→ **Task prompt**
Would you please write out each of the entries below exactly, omitting pictures?

☆ ☆ ☆ ☆ ☆ ☆ ☆

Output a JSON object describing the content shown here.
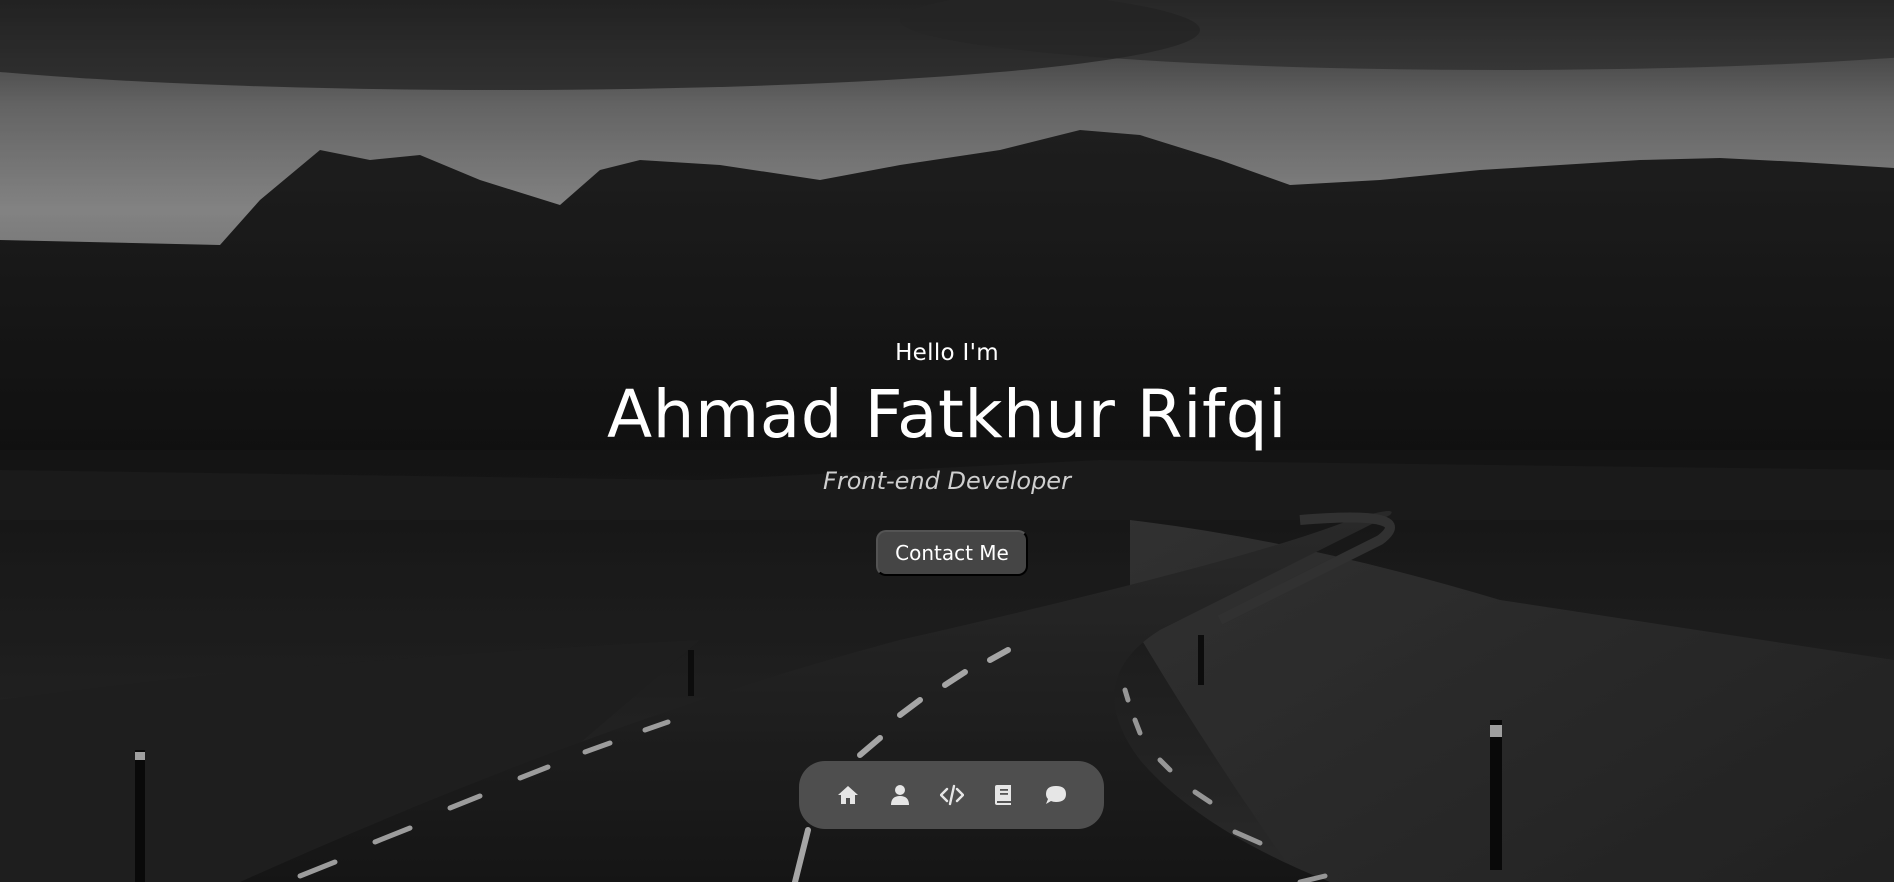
{
  "hero": {
    "greeting": "Hello I'm",
    "name": "Ahmad Fatkhur Rifqi",
    "role": "Front-end Developer",
    "contact_label": "Contact Me"
  },
  "nav": {
    "items": [
      {
        "icon": "home-icon"
      },
      {
        "icon": "user-icon"
      },
      {
        "icon": "code-icon"
      },
      {
        "icon": "book-icon"
      },
      {
        "icon": "chat-icon"
      }
    ]
  },
  "colors": {
    "text": "#ffffff",
    "button_bg": "#454545",
    "nav_bg": "#555555",
    "icon": "#e6e6e6"
  }
}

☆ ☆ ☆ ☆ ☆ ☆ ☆

→ **Answer section**
Output a JSON object describing the content shown here.
{
  "hero": {
    "greeting": "Hello I'm",
    "name": "Ahmad Fatkhur Rifqi",
    "role": "Front-end Developer",
    "contact_label": "Contact Me"
  },
  "nav": {
    "items": [
      {
        "icon": "home-icon"
      },
      {
        "icon": "user-icon"
      },
      {
        "icon": "code-icon"
      },
      {
        "icon": "book-icon"
      },
      {
        "icon": "chat-icon"
      }
    ]
  },
  "colors": {
    "text": "#ffffff",
    "button_bg": "#454545",
    "nav_bg": "#555555",
    "icon": "#e6e6e6"
  }
}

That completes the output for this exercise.